Check out the live footage of the catch of a lifetime thanks to Port Aransas South Jetty!

Honestly, I did not realize when I see rods in the sand at Port Aransas beach that sharks are part of a fisherman's quest. I prefer instead to pretend sharks are NOT THERE!

According to MYSANANTONIO.com, Ploch first used a drone to drop his bait " near the end of the south jetty at Texas Beach. Ploch credits local fishermen in Port Aransas though for giving him lots of pointers which he says helped him to land one of his biggest bucket list fish.

Inquiring minds want to know... are you afraid of sharks? Let us know on the station app or through Facebook comments. In the meantime, shout out to Ploch for being able to check off a bucket list item, while still ensuring the life of the tiger shark.

Hey, I said I was scared of sharks, not that I'd want to see an ocean without them!

LOOK: Here are the 50 best beach towns in America

Every beach town has its share of pluses and minuses, which got us thinking about what makes a beach town the best one to live in. To find out, Stacker consulted data from WalletHub, released June 17, 2020, that compares U.S. beach towns. Ratings are based on six categories: affordability, weather, safety, economy, education and health, and quality of life. The cities ranged in population from 10,000 to 150,000, but they had to have at least one local beach listed on TripAdvisor. Read the full methodology here.
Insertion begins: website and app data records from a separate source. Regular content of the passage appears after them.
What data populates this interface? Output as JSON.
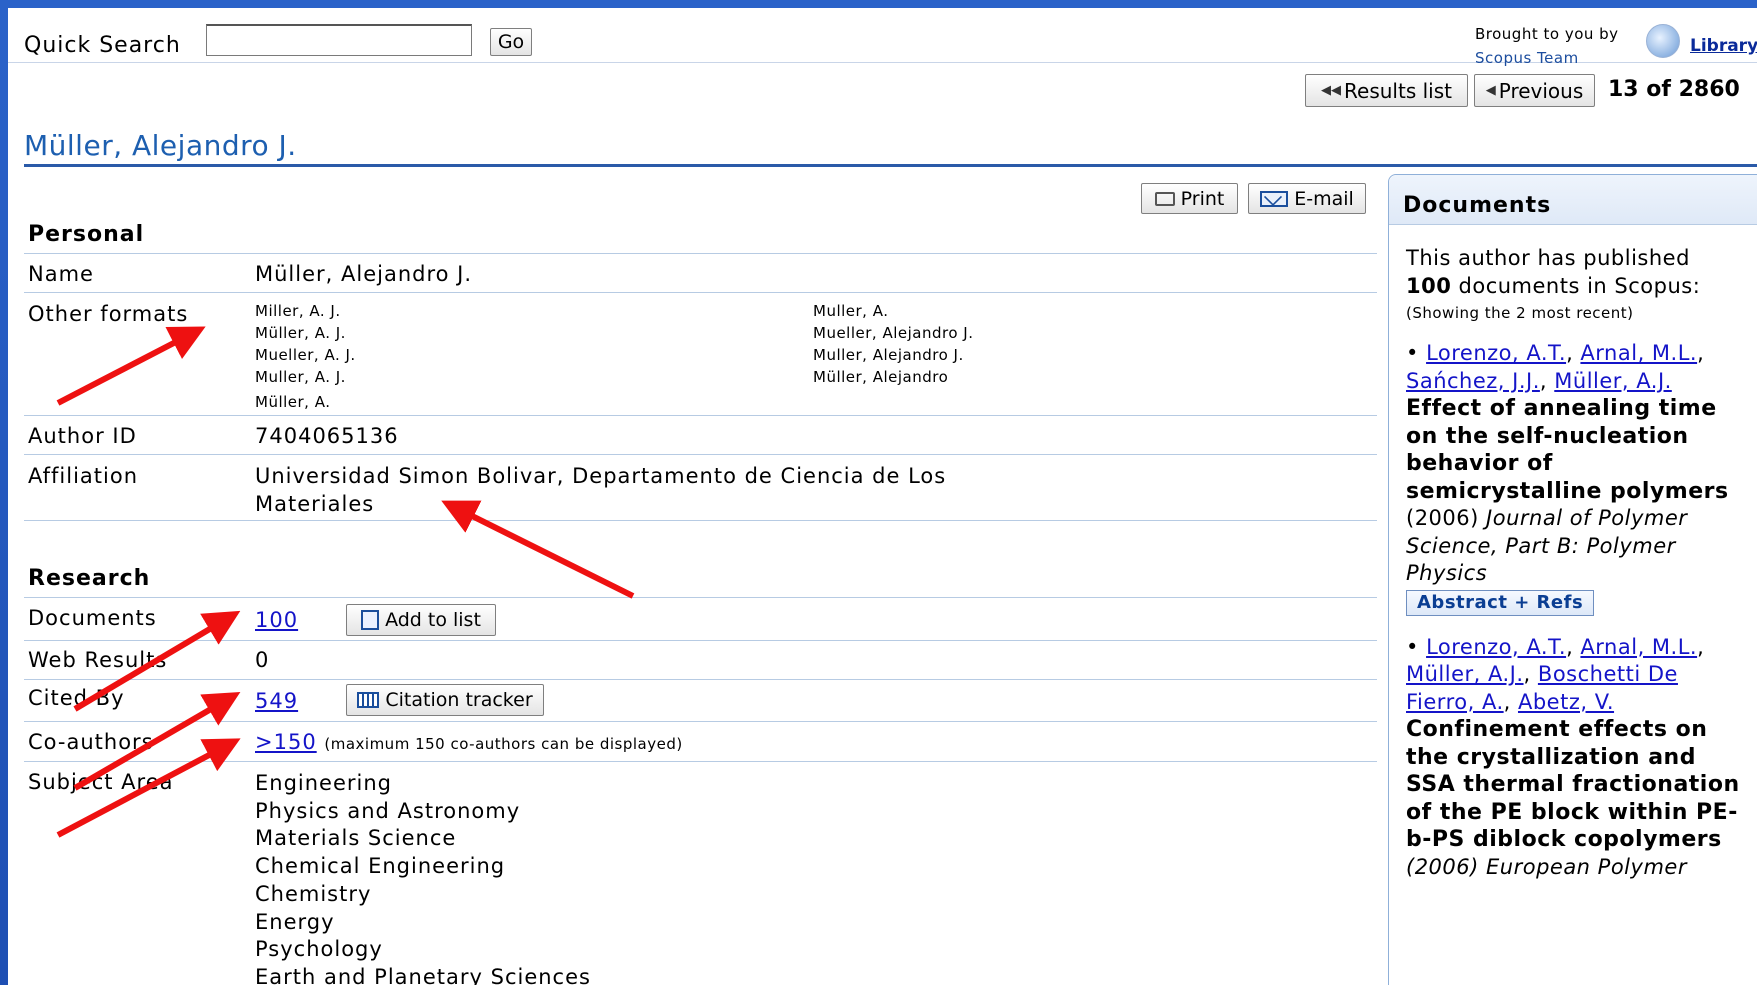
{
  "topbar": {
    "quick_search_label": "Quick Search",
    "search_value": "",
    "go_label": "Go",
    "brought_by_line1": "Brought to you by",
    "brought_by_line2": "Scopus Team",
    "library_link": "Library"
  },
  "nav": {
    "results_list_label": "Results list",
    "previous_label": "Previous",
    "position_text": "13 of 2860"
  },
  "author": {
    "name_title": "Müller, Alejandro J."
  },
  "actions": {
    "print_label": "Print",
    "email_label": "E-mail"
  },
  "personal": {
    "section_title": "Personal",
    "name_label": "Name",
    "name_value": "Müller, Alejandro J.",
    "other_formats_label": "Other formats",
    "other_formats_col1": [
      "Miller, A. J.",
      "Müller, A. J.",
      "Mueller, A. J.",
      "Muller, A. J.",
      "Müller, A."
    ],
    "other_formats_col2": [
      "Muller, A.",
      "Mueller, Alejandro J.",
      "Muller, Alejandro J.",
      "Müller, Alejandro"
    ],
    "author_id_label": "Author ID",
    "author_id_value": "7404065136",
    "affiliation_label": "Affiliation",
    "affiliation_line1": "Universidad Simon Bolivar, Departamento de Ciencia de Los",
    "affiliation_line2": "Materiales"
  },
  "research": {
    "section_title": "Research",
    "documents_label": "Documents",
    "documents_value": "100",
    "add_to_list_label": "Add to list",
    "web_results_label": "Web Results",
    "web_results_value": "0",
    "cited_by_label": "Cited By",
    "cited_by_value": "549",
    "citation_tracker_label": "Citation tracker",
    "coauthors_label": "Co-authors",
    "coauthors_value": ">150",
    "coauthors_note": "(maximum 150 co-authors can be displayed)",
    "subject_area_label": "Subject Area",
    "subject_areas": [
      "Engineering",
      "Physics and Astronomy",
      "Materials Science",
      "Chemical Engineering",
      "Chemistry",
      "Energy",
      "Psychology",
      "Earth and Planetary Sciences"
    ]
  },
  "documents_panel": {
    "title": "Documents",
    "intro_line1": "This author has published",
    "intro_count": "100",
    "intro_line2_rest": " documents in Scopus:",
    "showing_text": "(Showing the 2 most recent)",
    "doc1": {
      "authors": [
        "Lorenzo, A.T.",
        "Arnal, M.L.",
        "Sańchez, J.J.",
        "Müller, A.J."
      ],
      "title": "Effect of annealing time on the self-nucleation behavior of semicrystalline polymers",
      "year": "(2006)",
      "journal": "Journal of Polymer Science, Part B: Polymer Physics",
      "abstract_button": "Abstract + Refs"
    },
    "doc2": {
      "authors": [
        "Lorenzo, A.T.",
        "Arnal, M.L.",
        "Müller, A.J.",
        "Boschetti De Fierro, A.",
        "Abetz, V."
      ],
      "title": "Confinement effects on the crystallization and SSA thermal fractionation of the PE block within PE-b-PS diblock copolymers",
      "year_journal_partial": "(2006) European Polymer"
    }
  },
  "colors": {
    "accent_blue": "#1d5fb0",
    "link": "#1414c8",
    "arrow_red": "#ee1111",
    "background": "#1e4fb3"
  }
}
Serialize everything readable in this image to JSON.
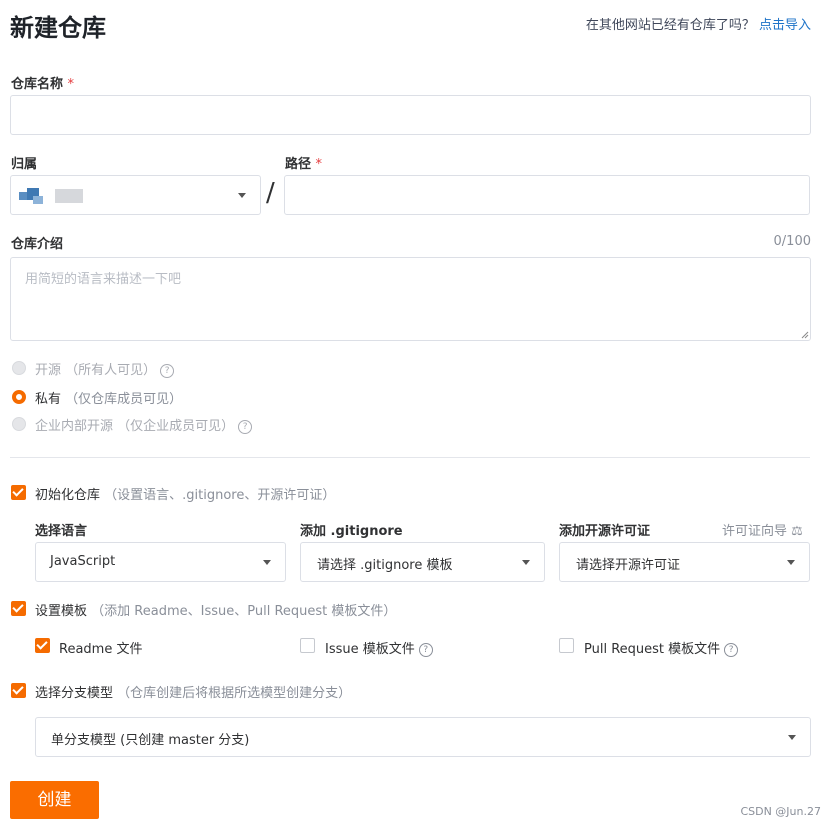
{
  "page": {
    "title": "新建仓库",
    "import_prompt": "在其他网站已经有仓库了吗？",
    "import_link": "点击导入"
  },
  "repo_name": {
    "label": "仓库名称",
    "required_mark": "*",
    "value": ""
  },
  "owner": {
    "label": "归属",
    "value": ""
  },
  "path": {
    "label": "路径",
    "required_mark": "*",
    "value": ""
  },
  "separator": "/",
  "description": {
    "label": "仓库介绍",
    "counter": "0/100",
    "placeholder": "用简短的语言来描述一下吧"
  },
  "visibility": {
    "options": [
      {
        "label": "开源",
        "note": "（所有人可见）",
        "state": "disabled",
        "help": true
      },
      {
        "label": "私有",
        "note": "（仅仓库成员可见）",
        "state": "checked",
        "help": false
      },
      {
        "label": "企业内部开源",
        "note": "（仅企业成员可见）",
        "state": "disabled",
        "help": true
      }
    ]
  },
  "init_repo": {
    "checked": true,
    "label": "初始化仓库",
    "note": "（设置语言、.gitignore、开源许可证）",
    "language": {
      "label": "选择语言",
      "value": "JavaScript"
    },
    "gitignore": {
      "label": "添加 .gitignore",
      "value": "请选择 .gitignore 模板"
    },
    "license": {
      "label": "添加开源许可证",
      "value": "请选择开源许可证",
      "guide": "许可证向导"
    }
  },
  "templates": {
    "checked": true,
    "label": "设置模板",
    "note": "（添加 Readme、Issue、Pull Request 模板文件）",
    "items": [
      {
        "label": "Readme 文件",
        "checked": true
      },
      {
        "label": "Issue 模板文件",
        "checked": false
      },
      {
        "label": "Pull Request 模板文件",
        "checked": false
      }
    ]
  },
  "branch_model": {
    "checked": true,
    "label": "选择分支模型",
    "note": "（仓库创建后将根据所选模型创建分支）",
    "value": "单分支模型 (只创建 master 分支)"
  },
  "submit": {
    "label": "创建"
  },
  "watermark": "CSDN @Jun.27",
  "colors": {
    "accent": "#f56b00",
    "link": "#1e73c8",
    "required": "#e4393c"
  }
}
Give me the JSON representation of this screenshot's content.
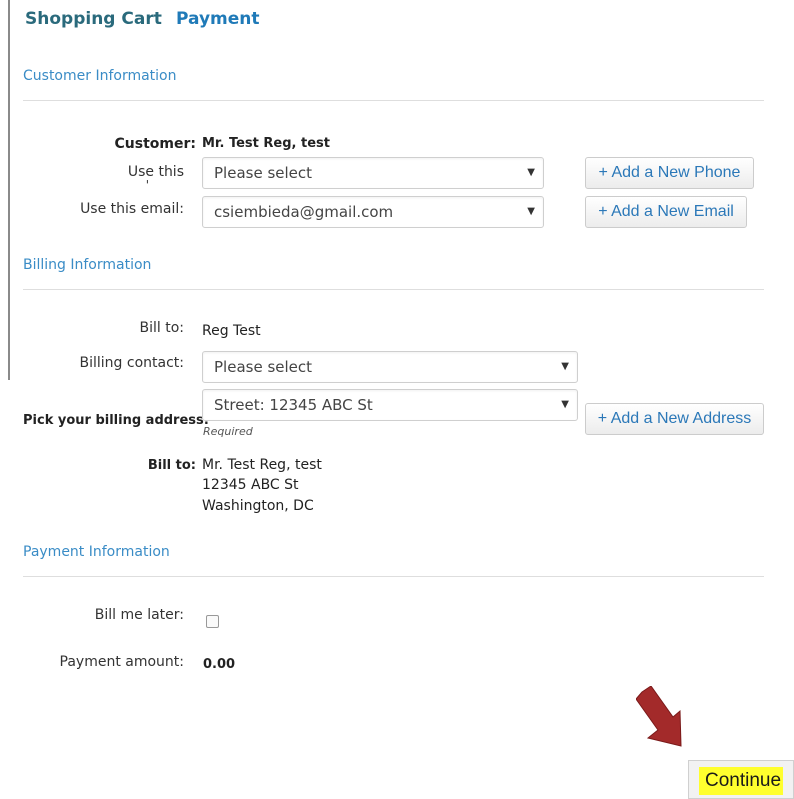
{
  "tabs": [
    "Shopping Cart",
    "Payment"
  ],
  "customer_section": {
    "title": "Customer Information",
    "customer_label": "Customer:",
    "customer_value": "Mr. Test Reg, test",
    "phone_label": "Use this",
    "phone_label_cont": "'",
    "phone_select": "Please select",
    "add_phone": "+ Add a New Phone",
    "email_label": "Use this email:",
    "email_select": "csiembieda@gmail.com",
    "add_email": "+ Add a New Email"
  },
  "billing_section": {
    "title": "Billing Information",
    "bill_to_label": "Bill to:",
    "bill_to_value": "Reg Test",
    "contact_label": "Billing contact:",
    "contact_select": "Please select",
    "address_label": "Pick your billing address:",
    "address_select": "Street: 12345 ABC St",
    "required": "Required",
    "add_address": "+ Add a New Address",
    "bill_to_label2": "Bill to:",
    "address_lines": [
      "Mr. Test Reg, test",
      "12345 ABC St",
      "Washington, DC"
    ]
  },
  "payment_section": {
    "title": "Payment Information",
    "bill_later_label": "Bill me later:",
    "amount_label": "Payment amount:",
    "amount_value": "0.00"
  },
  "continue_label": "Continue",
  "colors": {
    "accent": "#3a8cc6",
    "highlight": "#ffff2e",
    "arrow": "#a32a2a"
  }
}
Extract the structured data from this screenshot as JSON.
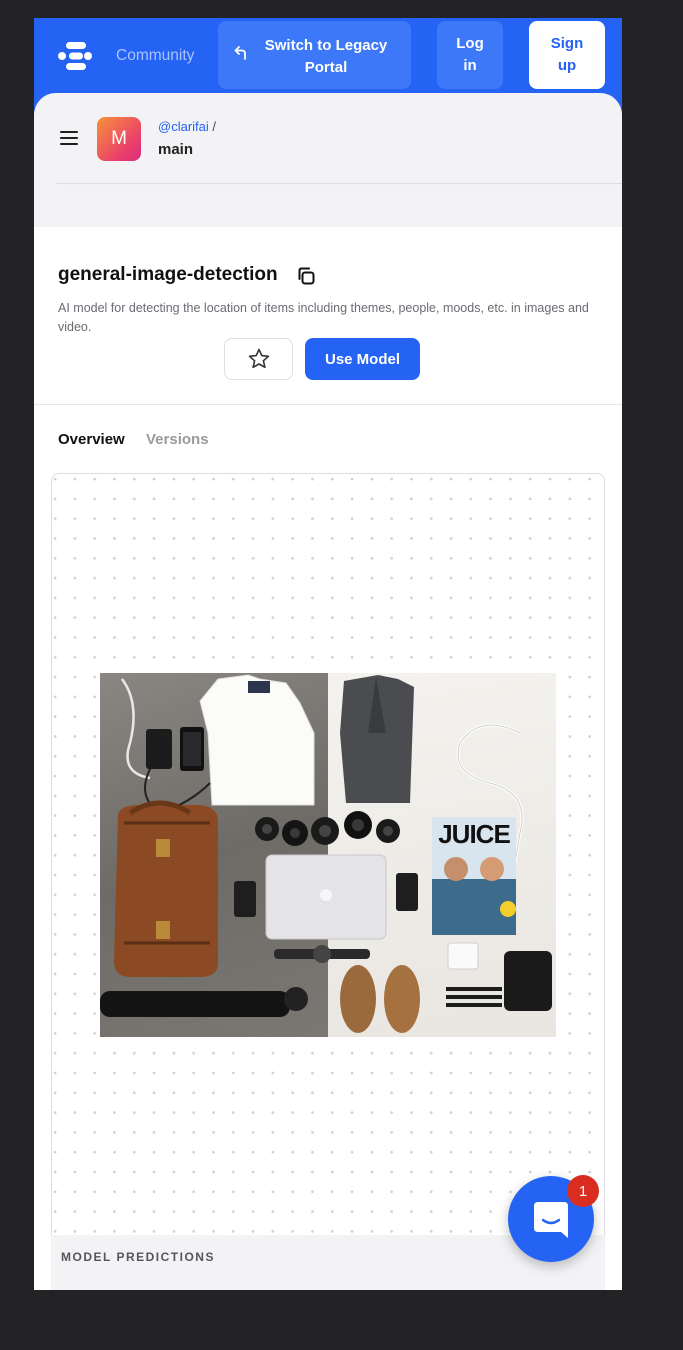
{
  "nav": {
    "community_label": "Community",
    "legacy_label": "Switch to Legacy Portal",
    "login_label": "Log in",
    "signup_label": "Sign up"
  },
  "header": {
    "avatar_letter": "M",
    "owner": "@clarifai",
    "separator": "/",
    "app_name": "main"
  },
  "model": {
    "title": "general-image-detection",
    "description": "AI model for detecting the location of items including themes, people, moods, etc. in images and video.",
    "use_model_label": "Use Model"
  },
  "tabs": [
    {
      "label": "Overview",
      "active": true
    },
    {
      "label": "Versions",
      "active": false
    }
  ],
  "preview": {
    "magazine_title": "JUICE"
  },
  "predictions": {
    "label": "MODEL PREDICTIONS"
  },
  "chat": {
    "badge_count": "1"
  },
  "colors": {
    "brand_blue": "#2563f5",
    "page_bg": "#232325",
    "badge_red": "#d92d20"
  },
  "icons": [
    "clarifai-logo-icon",
    "undo-arrow-icon",
    "hamburger-menu-icon",
    "copy-icon",
    "star-icon",
    "chat-icon"
  ]
}
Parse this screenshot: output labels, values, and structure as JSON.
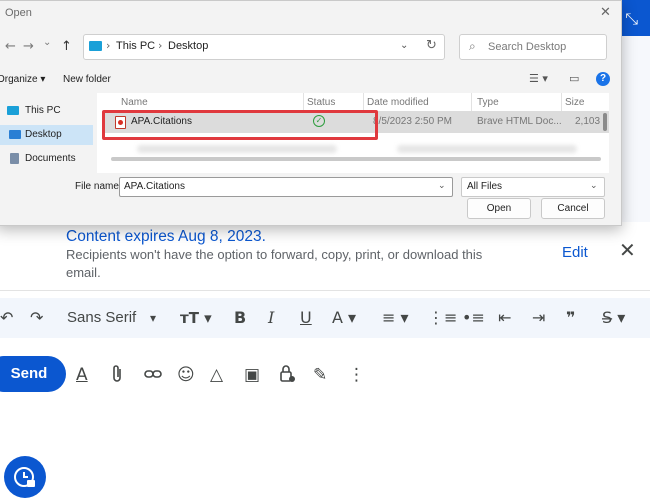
{
  "dialog": {
    "title": "Open",
    "close_glyph": "✕",
    "nav": {
      "back": "←",
      "forward": "→",
      "recent": "⌄",
      "up": "↑"
    },
    "address": {
      "segments": [
        "This PC",
        "Desktop"
      ],
      "sep": "›",
      "chevron": "⌄",
      "refresh": "↻"
    },
    "search": {
      "placeholder": "Search Desktop",
      "icon": "⌕"
    },
    "toolbar": {
      "organize": "Organize ▾",
      "new_folder": "New folder",
      "view": "☰ ▾",
      "pane": "▭",
      "help": "?"
    },
    "nav_pane": [
      {
        "label": "This PC",
        "icon_color": "#1aa0d8",
        "selected": false
      },
      {
        "label": "Desktop",
        "icon_color": "#2a7fd4",
        "selected": true
      },
      {
        "label": "Documents",
        "icon_color": "#7a8ea8",
        "selected": false
      }
    ],
    "columns": [
      "Name",
      "Status",
      "Date modified",
      "Type",
      "Size"
    ],
    "files": [
      {
        "name": "APA.Citations",
        "status": "✓",
        "date": "8/5/2023 2:50 PM",
        "type": "Brave HTML Doc...",
        "size": "2,103"
      }
    ],
    "file_name_label": "File name:",
    "file_name_value": "APA.Citations",
    "filter": "All Files",
    "open_button": "Open",
    "cancel_button": "Cancel"
  },
  "gmail": {
    "minimize_glyph": "⤡",
    "notice": {
      "title": "Content expires Aug 8, 2023.",
      "body": "Recipients won't have the option to forward, copy, print, or download this email.",
      "edit": "Edit",
      "close": "✕"
    },
    "format": {
      "undo": "↶",
      "redo": "↷",
      "font": "Sans Serif",
      "font_chev": "▾",
      "size": "тT ▾",
      "bold": "B",
      "italic": "I",
      "underline": "U",
      "text_color": "A ▾",
      "align": "≡ ▾",
      "numbered": "⋮≡",
      "bulleted": "•≡",
      "indent_less": "⇤",
      "indent_more": "⇥",
      "quote": "❞",
      "strike": "S̶ ▾"
    },
    "compose": {
      "send": "Send",
      "tools": [
        "A",
        "⌂",
        "⊘",
        "☺",
        "△",
        "▣",
        "⊛",
        "✎",
        "⋮"
      ]
    }
  }
}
From those rankings, we selected the top 50. Readers who live in California and Florida will be unsurprised to learn that many of towns featured here are in one of those two states.

Keep reading to see if your favorite beach town made the cut.